Australian Marek Polgar’s haunting but molasses-slow debut operates under the “Matrix”-like principle that people are tools of an engineered purpose and cities no more than a elaborate playpen housing those too lazy or lost to understand their fate.
In an unnamed but straightforward metropolis, a group of earnest but estranged people prowl streets and buildings seeking an exit from a world of “ghosts and cardboard cutouts.” The character around which Polger builds his story, Alice (Kylie Trounson), is a math wizard who has dedicated her life to solving the riddle of the maze, namely that humanity is the sum of framework from which there is an exit, a door, a hatch, and she believes she knows wear.
Much of her disjointed if visually sublime search is framed with a sense of the fraught that Peter Weir brought to his early Aussie efforts and which Samuel Beckett applies to Godot, diligence tied to absurdity tied to urban tedium tied to alienation.

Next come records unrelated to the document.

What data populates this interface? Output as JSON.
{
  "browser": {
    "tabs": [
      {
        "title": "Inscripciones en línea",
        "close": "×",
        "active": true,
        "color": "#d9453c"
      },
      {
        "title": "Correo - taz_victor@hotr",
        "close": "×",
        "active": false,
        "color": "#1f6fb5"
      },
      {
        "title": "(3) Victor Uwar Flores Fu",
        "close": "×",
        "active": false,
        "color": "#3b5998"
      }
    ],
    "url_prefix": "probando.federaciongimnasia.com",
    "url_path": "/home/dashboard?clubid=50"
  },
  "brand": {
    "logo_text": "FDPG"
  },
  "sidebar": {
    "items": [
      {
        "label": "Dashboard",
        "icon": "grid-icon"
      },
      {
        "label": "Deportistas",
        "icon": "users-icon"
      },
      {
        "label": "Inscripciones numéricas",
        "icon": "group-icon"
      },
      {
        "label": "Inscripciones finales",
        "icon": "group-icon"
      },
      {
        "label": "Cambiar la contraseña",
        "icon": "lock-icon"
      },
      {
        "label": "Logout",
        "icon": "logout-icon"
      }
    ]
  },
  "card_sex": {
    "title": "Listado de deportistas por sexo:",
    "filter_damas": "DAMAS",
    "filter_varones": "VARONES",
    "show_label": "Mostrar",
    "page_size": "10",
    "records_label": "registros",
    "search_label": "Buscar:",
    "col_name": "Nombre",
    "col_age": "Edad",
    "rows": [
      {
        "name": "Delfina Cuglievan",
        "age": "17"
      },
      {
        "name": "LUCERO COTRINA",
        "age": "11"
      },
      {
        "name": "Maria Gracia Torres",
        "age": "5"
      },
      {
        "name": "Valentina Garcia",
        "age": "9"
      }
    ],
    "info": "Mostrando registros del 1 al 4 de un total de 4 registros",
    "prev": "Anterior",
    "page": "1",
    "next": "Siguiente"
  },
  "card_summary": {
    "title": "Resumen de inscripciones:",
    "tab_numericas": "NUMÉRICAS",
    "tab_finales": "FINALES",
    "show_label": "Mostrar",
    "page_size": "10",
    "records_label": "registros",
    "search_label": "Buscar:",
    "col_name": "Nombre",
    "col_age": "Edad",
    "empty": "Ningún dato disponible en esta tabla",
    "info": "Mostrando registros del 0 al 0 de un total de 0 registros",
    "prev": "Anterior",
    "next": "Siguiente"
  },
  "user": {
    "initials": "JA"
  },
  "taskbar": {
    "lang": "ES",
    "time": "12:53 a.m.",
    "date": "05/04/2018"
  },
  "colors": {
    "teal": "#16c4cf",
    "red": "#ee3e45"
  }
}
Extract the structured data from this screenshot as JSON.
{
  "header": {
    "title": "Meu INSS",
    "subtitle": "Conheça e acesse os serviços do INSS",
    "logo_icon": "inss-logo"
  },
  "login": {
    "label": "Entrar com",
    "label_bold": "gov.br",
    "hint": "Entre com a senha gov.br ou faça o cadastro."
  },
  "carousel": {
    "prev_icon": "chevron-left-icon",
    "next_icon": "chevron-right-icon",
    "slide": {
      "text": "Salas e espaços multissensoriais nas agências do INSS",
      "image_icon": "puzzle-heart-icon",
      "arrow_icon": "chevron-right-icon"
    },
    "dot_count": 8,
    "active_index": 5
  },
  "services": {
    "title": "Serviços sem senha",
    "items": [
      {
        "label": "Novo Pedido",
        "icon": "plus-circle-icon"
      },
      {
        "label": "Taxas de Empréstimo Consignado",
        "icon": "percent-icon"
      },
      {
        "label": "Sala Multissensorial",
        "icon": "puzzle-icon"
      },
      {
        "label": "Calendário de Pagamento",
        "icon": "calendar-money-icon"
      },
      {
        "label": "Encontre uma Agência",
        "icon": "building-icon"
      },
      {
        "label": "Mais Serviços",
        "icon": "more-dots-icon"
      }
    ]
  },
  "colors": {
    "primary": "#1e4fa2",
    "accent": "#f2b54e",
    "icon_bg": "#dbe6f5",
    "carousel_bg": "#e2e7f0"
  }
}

An ominous-looking land developer named John (David Kemp) has bought out hundreds of city buildings, only to close them, determined they don’t contain “the door.” “Why,” he asks eerily, musing on the city’s residents, “does the maze turn them into scurrying rats?”
That of course is the story’s point: that humans are just going through the paces of urban drudgery without asking the only right question: How do I get out? But to what? “I need to get inside,” Alice tells the camera. “It’s hard to explain.” Too hard for Polgar, but that doesn’t stop him from trying.